Now, as a writer trying to learn the craft, I?ve found that there are ?universal rules? to story writing, but I had a hard time applying them to this story. Everyone agrees that a story needs an ?inciting incident,? an event that propels the story and character forward, and that incident must happen early in the story. While revising my current work in progress (or WiP), I?ve been trimming chapters form the front of the story because that incident occurred in chapter 7 – far too late.
But what?s the inciting incident in Old Man?s War? Joining the army? That?s hardly compelling. The protagonist?s wife?s death? That happened two year before the book opens. According to ?Narrative First? an inciting incident is the event or decision that begins a story’s problem.
But Old Man?s War doesn?t actually have a problem. Not here anyway. Later, there?s the kill-or-be-killed of combat, but that?s much later.
That same website says that ?Stories are about solving problems,? but again, Old Man?s War isn?t. There is a need for soldiers to fight a war, but it?s a war that doesn?t impact Earth, where the recruits are from. It only impacts the colonies, which are secretive, exclusionary, and treat Earth with some contempt. It?s NOT the protagonist?s war!
Again, Narrative First claims that stories are about ?The two central objective characters, Protagonist and Antagonist, battle it out until approximately one-quarter of a way into a story? But Old Man?s War has no Antagonist. It has a series of aliens that offer some not insurmountable threat to humanity, but never gravely. And each case, we are introduced to them as they engage in combat – there is no real overarching threat.
Story Mastery, in their article 10 simple keys to effective storytelling, claims that the second of the 10 points of story telling is:
2. IT?S ALL ABOUT THE GOAL
The events and turning points in your story must all grow out of your hero?s desire. Without an outer motivation for your protagonist ? a clear, visible objective your hero is desperate to achieve ? your story can?t move forward.? But in this story, the hero doesn?t really have a goal. Not at first. He?s just old, bored and ready for a change.
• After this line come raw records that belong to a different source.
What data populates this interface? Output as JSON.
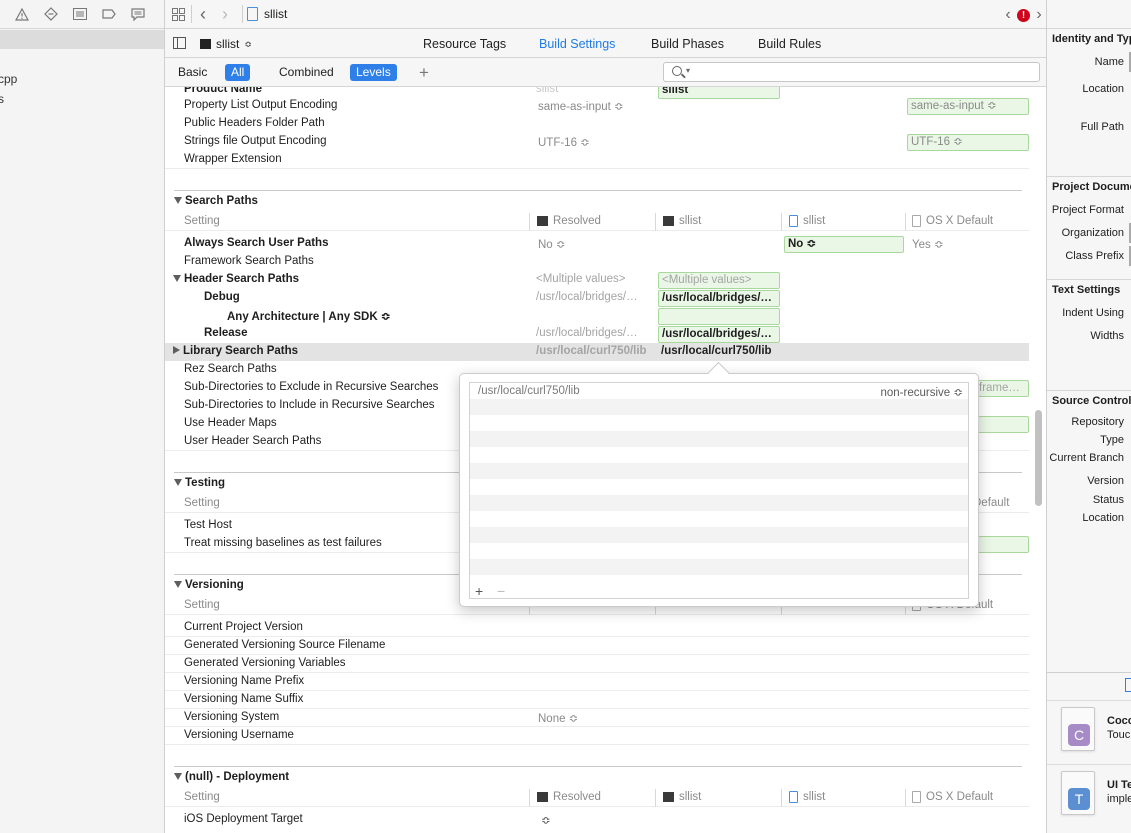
{
  "navigator": {
    "toolbar_icons": [
      "warning-icon",
      "breakpoint-icon",
      "list-icon",
      "tag-icon",
      "comment-icon"
    ],
    "files": [
      "cpp",
      "s"
    ]
  },
  "jumpbar": {
    "file_name": "sllist",
    "error_count": "!"
  },
  "tabbar": {
    "target": "sllist",
    "tabs": [
      "Resource Tags",
      "Build Settings",
      "Build Phases",
      "Build Rules"
    ],
    "active_tab": "Build Settings"
  },
  "filterbar": {
    "scope": [
      "Basic",
      "All",
      "Combined",
      "Levels"
    ],
    "search_placeholder": "",
    "search_scope": "Q▾"
  },
  "colhdr": {
    "setting": "Setting",
    "resolved": "Resolved",
    "target": "sllist",
    "project": "sllist",
    "default": "OS X Default"
  },
  "packaging": {
    "product_name": {
      "label": "Product Name",
      "resolved": "sllist",
      "target": "sllist"
    },
    "plist_encoding": {
      "label": "Property List Output Encoding",
      "resolved": "same-as-input ≎",
      "default": "same-as-input ≎"
    },
    "public_headers": {
      "label": "Public Headers Folder Path"
    },
    "strings_encoding": {
      "label": "Strings file Output Encoding",
      "resolved": "UTF-16 ≎",
      "default": "UTF-16 ≎"
    },
    "wrapper_ext": {
      "label": "Wrapper Extension"
    }
  },
  "search_paths": {
    "title": "Search Paths",
    "always_search": {
      "label": "Always Search User Paths",
      "resolved": "No ≎",
      "project": "No ≎",
      "default": "Yes ≎"
    },
    "framework": {
      "label": "Framework Search Paths",
      "default_trunc": "frame…"
    },
    "header": {
      "label": "Header Search Paths",
      "resolved": "<Multiple values>",
      "target": "<Multiple values>"
    },
    "debug": {
      "label": "Debug",
      "resolved": "/usr/local/bridges/…",
      "target": "/usr/local/bridges/…"
    },
    "any_arch": {
      "label": "Any Architecture | Any SDK ≎"
    },
    "release": {
      "label": "Release",
      "resolved": "/usr/local/bridges/…",
      "target": "/usr/local/bridges/…"
    },
    "library": {
      "label": "Library Search Paths",
      "resolved": "/usr/local/curl750/lib",
      "target": "/usr/local/curl750/lib"
    },
    "rez": {
      "label": "Rez Search Paths"
    },
    "sub_exclude": {
      "label": "Sub-Directories to Exclude in Recursive Searches"
    },
    "sub_include": {
      "label": "Sub-Directories to Include in Recursive Searches"
    },
    "header_maps": {
      "label": "Use Header Maps"
    },
    "user_header": {
      "label": "User Header Search Paths"
    }
  },
  "testing": {
    "title": "Testing",
    "test_host": {
      "label": "Test Host"
    },
    "treat_missing": {
      "label": "Treat missing baselines as test failures"
    },
    "default_trunc": "Default"
  },
  "versioning": {
    "title": "Versioning",
    "items": [
      "Current Project Version",
      "Generated Versioning Source Filename",
      "Generated Versioning Variables",
      "Versioning Name Prefix",
      "Versioning Name Suffix",
      "Versioning System",
      "Versioning Username"
    ],
    "system_value": "None ≎"
  },
  "deployment": {
    "title": "(null) - Deployment",
    "ios_target": {
      "label": "iOS Deployment Target",
      "resolved": "≎"
    }
  },
  "popover": {
    "path": "/usr/local/curl750/lib",
    "mode": "non-recursive ≎",
    "add": "+",
    "remove": "−"
  },
  "inspector": {
    "identity_title": "Identity and Type",
    "name_label": "Name",
    "location_label": "Location",
    "full_path_label": "Full Path",
    "project_doc_title": "Project Document",
    "project_format_label": "Project Format",
    "organization_label": "Organization",
    "class_prefix_label": "Class Prefix",
    "text_settings_title": "Text Settings",
    "indent_using_label": "Indent Using",
    "widths_label": "Widths",
    "source_control_title": "Source Control",
    "repository_label": "Repository",
    "type_label": "Type",
    "current_branch_label": "Current Branch",
    "version_label": "Version",
    "status_label": "Status",
    "sc_location_label": "Location",
    "lib1_title": "Cocoa",
    "lib1_sub": "Touch",
    "lib1_badge": "C",
    "lib2_title": "UI Te",
    "lib2_sub": "imple",
    "lib2_badge": "T"
  },
  "colors": {
    "accent": "#2e7fe8",
    "green_fill": "#eaf7e6",
    "green_border": "#a9d89d",
    "error": "#d0021b",
    "cocoa_badge": "#a78bc6",
    "ui_test_badge": "#5b8fd1"
  }
}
That same site claims this as it?s 7th point: ?Whatever outer motivation drives your hero, she shouldn?t begin pursuing that goal immediately. She must get acclimated to her new situation, must figure out what?s going on or where she fits in, until what has been a fairly broad or undefined desire comes into focus.? This actually defines the first two thirds of old Man?s War. The first part (called Part I) is before bootcamp. Part II is bootcamp. Part III is combat, but not a lot of it. There is a grand battle of sorts, and there are some high stakes (steal a piece of equipment from an enemy). But it seems too easy to have any real tension.
So what can I, an aspiring novelist in the same genre, learn from this first book by the current Stephen King of said genre?
That?s hard to say. I liked the story, but I felt that the book was a bit flat in the telling. It broke a lot of the rules of storytelling without offering a spectacular payoff for that transgression. Scalzi can write character amazingly well, something that I strive for, and so reading him definitely has that as a positive (I knew that already. I loved Red Shirts) but in this case, I didn?t think he told a great story. Yet, it got published, became famous and launched his career. It left me wondering what the publisher saw in the story that I didn?t.
I wondered if I was alone in my feelings. I found a bunch of reviews on GoodReads that echoed my thoughts. I thought this one said it particularly well. So what did I miss? WHat didn’t I learn from this story that I should have? Because now I’m questioning removing thre chapters from my WiP to get to an inciting incident quicker at the expense of my characters.